The Butterfly Tree is a breathtaking Australian drama that takes its viewers on a journey of love and loss; showing how the two intertwine for a grieving father and son.
The film is the debut feature of Pricilla Cameron, who wrote and directed this coming-of-age tale, featuring the talented cast of Melissa George, Ewen Leslie, Ed Oxenbould and Sophie Lowe. The Butterfly Tree has been a decade in the making and was filmed entirely in Mount Tambourine in Queensland. The film is undeniably Australian from the scenery to the Aussie slang, and captures the rural Australian town perfectly.
Cameron’s debut tells the story of father Al (Ewen Leslie), and his son Fin (Ed Oxenbould), trying to overcome their grief after Fin’s mother passed away. Their relationship is in ruins and the beginning of the film paints a bleak picture; Al is a having an affair with one of his students (Sophie Lowe) at the community college he works at, and Fin is spending most of this time in the butterfly sanctuary that he and his mother had built. Then enters the beautiful and vibrant Evelyn (Melissa George), an ex-burlesque queen turned florist, with a love for life and a greenhouse full of secrets.

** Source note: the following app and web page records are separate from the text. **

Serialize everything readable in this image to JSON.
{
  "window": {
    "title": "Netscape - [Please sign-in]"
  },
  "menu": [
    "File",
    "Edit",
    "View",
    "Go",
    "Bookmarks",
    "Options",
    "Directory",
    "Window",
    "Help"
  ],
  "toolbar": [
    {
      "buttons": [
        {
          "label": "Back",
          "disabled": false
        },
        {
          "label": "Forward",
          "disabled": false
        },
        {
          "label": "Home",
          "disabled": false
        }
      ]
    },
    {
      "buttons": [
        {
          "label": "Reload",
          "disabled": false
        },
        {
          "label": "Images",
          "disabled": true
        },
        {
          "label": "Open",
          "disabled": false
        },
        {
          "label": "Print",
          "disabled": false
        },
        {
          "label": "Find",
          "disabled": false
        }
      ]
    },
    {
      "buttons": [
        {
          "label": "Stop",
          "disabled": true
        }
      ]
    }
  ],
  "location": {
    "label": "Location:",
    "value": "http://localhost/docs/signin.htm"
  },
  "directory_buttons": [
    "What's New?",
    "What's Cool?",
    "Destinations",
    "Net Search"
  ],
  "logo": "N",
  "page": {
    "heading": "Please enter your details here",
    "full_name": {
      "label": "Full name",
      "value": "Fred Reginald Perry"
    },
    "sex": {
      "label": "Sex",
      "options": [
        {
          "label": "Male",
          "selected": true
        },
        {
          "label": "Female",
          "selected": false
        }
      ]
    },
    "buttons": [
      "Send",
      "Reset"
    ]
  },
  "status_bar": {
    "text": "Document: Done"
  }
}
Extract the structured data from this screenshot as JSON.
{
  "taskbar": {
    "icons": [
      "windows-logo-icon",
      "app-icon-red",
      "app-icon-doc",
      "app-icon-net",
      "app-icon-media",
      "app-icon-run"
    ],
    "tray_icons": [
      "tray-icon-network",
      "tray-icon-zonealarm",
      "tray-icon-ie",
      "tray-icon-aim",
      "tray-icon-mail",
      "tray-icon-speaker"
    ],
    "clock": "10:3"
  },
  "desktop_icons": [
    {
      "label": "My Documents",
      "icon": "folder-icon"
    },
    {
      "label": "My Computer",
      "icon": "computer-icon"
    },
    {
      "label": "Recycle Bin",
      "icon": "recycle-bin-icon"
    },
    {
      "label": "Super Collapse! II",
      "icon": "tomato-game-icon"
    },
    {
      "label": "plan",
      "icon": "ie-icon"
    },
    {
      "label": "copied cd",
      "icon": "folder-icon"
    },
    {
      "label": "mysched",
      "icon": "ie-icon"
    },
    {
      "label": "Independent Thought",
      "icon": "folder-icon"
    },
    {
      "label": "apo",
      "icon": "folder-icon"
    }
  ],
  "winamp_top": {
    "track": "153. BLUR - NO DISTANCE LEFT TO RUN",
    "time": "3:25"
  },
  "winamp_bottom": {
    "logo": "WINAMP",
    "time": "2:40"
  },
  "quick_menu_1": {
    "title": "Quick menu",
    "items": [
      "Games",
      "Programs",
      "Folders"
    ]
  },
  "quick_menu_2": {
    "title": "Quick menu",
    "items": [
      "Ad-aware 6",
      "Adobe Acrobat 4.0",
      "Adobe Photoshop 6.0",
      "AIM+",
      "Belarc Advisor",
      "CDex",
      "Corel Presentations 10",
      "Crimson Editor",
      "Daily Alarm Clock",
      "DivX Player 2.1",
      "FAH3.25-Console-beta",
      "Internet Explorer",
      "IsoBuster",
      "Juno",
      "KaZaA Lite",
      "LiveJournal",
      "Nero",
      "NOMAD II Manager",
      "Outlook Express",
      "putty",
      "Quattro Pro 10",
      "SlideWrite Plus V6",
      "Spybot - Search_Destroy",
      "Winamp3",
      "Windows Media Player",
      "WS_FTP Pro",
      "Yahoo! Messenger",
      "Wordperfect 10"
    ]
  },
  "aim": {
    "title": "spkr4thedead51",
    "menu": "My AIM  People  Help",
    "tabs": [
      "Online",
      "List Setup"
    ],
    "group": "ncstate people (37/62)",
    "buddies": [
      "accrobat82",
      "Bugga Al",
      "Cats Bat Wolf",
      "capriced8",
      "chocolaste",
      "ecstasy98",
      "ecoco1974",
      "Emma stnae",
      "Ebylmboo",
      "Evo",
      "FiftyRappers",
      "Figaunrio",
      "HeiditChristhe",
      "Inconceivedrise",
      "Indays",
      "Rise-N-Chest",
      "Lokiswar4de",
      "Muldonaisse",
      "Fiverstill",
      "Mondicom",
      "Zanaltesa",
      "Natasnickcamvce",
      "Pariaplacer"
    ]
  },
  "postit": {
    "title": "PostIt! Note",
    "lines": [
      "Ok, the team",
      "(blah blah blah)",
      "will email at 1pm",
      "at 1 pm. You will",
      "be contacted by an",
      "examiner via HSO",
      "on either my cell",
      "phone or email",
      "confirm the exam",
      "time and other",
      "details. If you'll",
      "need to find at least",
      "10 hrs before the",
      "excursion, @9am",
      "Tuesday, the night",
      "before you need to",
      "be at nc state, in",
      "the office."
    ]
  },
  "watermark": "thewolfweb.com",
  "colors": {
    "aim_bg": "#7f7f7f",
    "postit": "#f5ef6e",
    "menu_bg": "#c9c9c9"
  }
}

Both Fin and Al are enthralled as soon as they lay eyes on Evelyn; her soft nature and beauty appeals to both men and a part of them they thought was lost long ago. The story follows both father and son, and their journey discovering that Evelyn represents a part of themselves, and as you watch the film, one forgets that Evelyn is not just there for Al and Fin’s fantasy, but has a story of her own.
It is when Evelyn’s perfect façade comes crashing down towards the end of the film that Al and Fin realise that only the act of fixing their relationship can heal the pain caused by their loss, and not fawning over a stranger; no matter how lovely she may be.
This film is a piece of art; visually breathtaking and magical, creating a form of realism that is hard to find, where one is entertained whilst finding the characters relatable. Melissa George’s angelic features and demeanour acts as the perfect canvas to build a complex character, that gains depth as the film goes on. She provides a strong female lead, where at first you think her character’s depth doesn’t go beyond a blonde bombshell.
The Butterfly Tree is proof that Australia can produce thought-provoking and beautiful dramas like we used to, instead of the reality television that seems to be its specialty at present. Pricilla Cameron’s debut is a very personal film and resonates deeply with its audience, especially those who have lost someone close to them. Cameron has perfectly captured the constant and gnawing pain that this form of grief can manifest into. The movie resonated with me deeply, leaving me in tears, along with a feeling of hope towards its ending.
The Butterfly Tree made its debut at the 2017 Melbourne International Film Festival – check out our reviews from MIFF here.